November is a time of stewardship focus here at West Pines. "Stewardship" is the careful and responsible management of something (resources) entrusted to one's care.
Stewardship is using someone else's stuff and being responsible as you take care of what rightfully belongs to another person.
A good steward will borrow something that belongs to someone else (i.e., a car, tool, house, boat, money, clothes, computer, bike . . .) and return it in the same or better condition than when it was borrowed.
The Words That Change Everything
What's your life's journey been like? Can you describe it?
All of us have a story to tell. A journey or path to talk about. So different, so unique are our stories that no two are exactly alike. And yet there is a thread that runs through all of our lives and connects us. What is it, you ask???
"Oh, oh, oh, oh, oh -- more power . . . "
I believe there is a fascination with power - specifically more of it. All of us, men and women alike, enjoy more power.
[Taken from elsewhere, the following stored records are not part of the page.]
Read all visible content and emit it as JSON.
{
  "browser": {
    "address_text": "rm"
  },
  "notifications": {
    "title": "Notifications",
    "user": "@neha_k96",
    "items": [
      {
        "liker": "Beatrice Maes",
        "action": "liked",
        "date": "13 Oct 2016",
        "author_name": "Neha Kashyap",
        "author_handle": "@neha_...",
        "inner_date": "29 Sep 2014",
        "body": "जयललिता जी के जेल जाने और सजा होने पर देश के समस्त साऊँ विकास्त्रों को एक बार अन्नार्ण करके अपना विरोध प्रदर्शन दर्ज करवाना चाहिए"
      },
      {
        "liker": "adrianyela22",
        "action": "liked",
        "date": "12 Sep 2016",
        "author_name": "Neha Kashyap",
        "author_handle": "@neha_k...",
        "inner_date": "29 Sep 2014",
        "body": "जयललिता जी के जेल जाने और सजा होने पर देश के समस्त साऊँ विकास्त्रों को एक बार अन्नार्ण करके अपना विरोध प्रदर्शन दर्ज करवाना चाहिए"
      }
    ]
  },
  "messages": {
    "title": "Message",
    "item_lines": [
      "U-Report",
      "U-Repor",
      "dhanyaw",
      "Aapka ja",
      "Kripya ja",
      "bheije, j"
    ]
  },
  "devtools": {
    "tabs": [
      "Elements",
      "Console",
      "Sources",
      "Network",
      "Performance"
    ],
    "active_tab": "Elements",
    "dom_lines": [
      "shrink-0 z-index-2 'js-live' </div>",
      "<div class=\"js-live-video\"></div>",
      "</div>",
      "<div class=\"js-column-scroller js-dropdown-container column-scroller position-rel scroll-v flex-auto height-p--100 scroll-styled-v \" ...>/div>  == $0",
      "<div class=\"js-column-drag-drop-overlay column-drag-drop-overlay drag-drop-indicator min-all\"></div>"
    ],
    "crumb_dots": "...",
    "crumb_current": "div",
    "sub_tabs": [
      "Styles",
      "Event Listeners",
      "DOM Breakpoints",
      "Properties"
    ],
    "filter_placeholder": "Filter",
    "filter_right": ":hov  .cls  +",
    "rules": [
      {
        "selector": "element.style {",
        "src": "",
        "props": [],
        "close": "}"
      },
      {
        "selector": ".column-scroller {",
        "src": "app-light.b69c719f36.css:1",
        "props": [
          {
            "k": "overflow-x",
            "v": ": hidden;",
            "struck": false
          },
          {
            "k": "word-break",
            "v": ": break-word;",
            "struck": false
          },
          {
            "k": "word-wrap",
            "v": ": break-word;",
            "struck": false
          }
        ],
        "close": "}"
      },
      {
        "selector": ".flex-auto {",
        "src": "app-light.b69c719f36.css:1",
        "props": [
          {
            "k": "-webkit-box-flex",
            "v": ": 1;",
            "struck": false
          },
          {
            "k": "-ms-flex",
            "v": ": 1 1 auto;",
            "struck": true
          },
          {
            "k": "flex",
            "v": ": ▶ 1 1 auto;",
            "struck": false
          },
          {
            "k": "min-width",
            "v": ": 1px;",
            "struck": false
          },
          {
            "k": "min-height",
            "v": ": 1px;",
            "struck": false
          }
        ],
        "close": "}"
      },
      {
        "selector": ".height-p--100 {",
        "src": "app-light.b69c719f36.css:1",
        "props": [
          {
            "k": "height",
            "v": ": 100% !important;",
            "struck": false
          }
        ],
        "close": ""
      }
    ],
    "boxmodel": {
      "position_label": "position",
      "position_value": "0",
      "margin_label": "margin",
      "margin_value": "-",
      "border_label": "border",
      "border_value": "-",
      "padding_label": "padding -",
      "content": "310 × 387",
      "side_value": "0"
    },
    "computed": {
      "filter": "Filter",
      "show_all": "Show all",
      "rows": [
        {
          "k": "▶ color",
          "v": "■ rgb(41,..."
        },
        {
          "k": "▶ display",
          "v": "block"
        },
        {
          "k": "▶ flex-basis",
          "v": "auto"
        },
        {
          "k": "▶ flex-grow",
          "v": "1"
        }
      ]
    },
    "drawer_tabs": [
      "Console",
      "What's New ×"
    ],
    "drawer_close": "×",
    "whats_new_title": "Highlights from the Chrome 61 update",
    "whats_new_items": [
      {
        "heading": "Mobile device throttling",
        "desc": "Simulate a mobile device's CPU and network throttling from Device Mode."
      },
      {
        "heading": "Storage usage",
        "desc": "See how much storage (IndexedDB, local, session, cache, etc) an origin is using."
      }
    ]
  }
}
Whether it's more horsepower in our car engine or more amps in our microwave, we love power. If faced with the choice of a 1/2 horsepower garbage disposal or a 1/3 horsepower disposal, I tend to think most of us would bump it up to the 1/2 horsepower. Why? Because it's more power.
Could you imagine God saying, "Hey, Sorber, ask me for anything and it's yours. What do you want?"
My mind would most likely go to health, wealth, family unity, church effectiveness, and maybe some toys like an RV, boat, or a '69 Camaro convertible. (Ok, go ahead and judge me . . . )
To Know That You Know
As we make our way through the first chapter of Ephesians this Sunday, October 1, we will see that there was no doubt that the Apostle Paul wanted the "saints who are in Ephesus" (v.1) and the saints who are in West Pines to know that they are blessed (v.3) and loved (v.7-8) by God.
I know I'm going to show my age on this one, but I want to bring your attention to an amazing poem written by Francis Thompson in the late 1800's.
(wow, I am old)
It's called The Hound of Heaven. Here are some of the poem's lines:
Have you ever heard it said, "Church would be great if it weren't for the people"?
I know, right . . . . who would ever say such a thing?
OK. I'm guilty of maybe saying something similar to this a time or two. Certainly in jest.
I've also said, much to the chagrin of my wife, that "I really don't like people much . . . ".
I know . . . what kind of pastor would say that? Am I even a Christian???
Twenty two years ago this month my family came to south Florida to interview for a pastoral position. The visit was great.
We met some of the sweetest people who loved God and loved people.
The church was very family-friendly and our kids (just Jordan, Heidi, and Ben at the time) seemed open to moving south. Except Heidi maybe . . . her comment to a nice lady who babysat for us while Brenda and I interviewed was (and I quote): "You can't tell me what to do . . . we're not moving here."
I'm glad to say that Heidi has outgrown those opinionated outbursts over these 22 years. (or has she???)
Don't Be Tossed To and Fro
As a parent, my role and responsibilities have varied over the years of raising our four children who are now adults (for the most part).
As a teenager, I had the privilege of going to Winona Lake, Indiana and sitting in a large tent with a sawdust floor that dated back to the early 1900's. In this particular tent, some of the greatest preachers of their time had preached the word of God, calling people to repentance. Men like Billy Sunday would "preach up a storm" and people from miles away would come to listen. It was part of the "sawdust trail". Wow!!! People coming from miles away to hear preaching. That's a preacher's dream.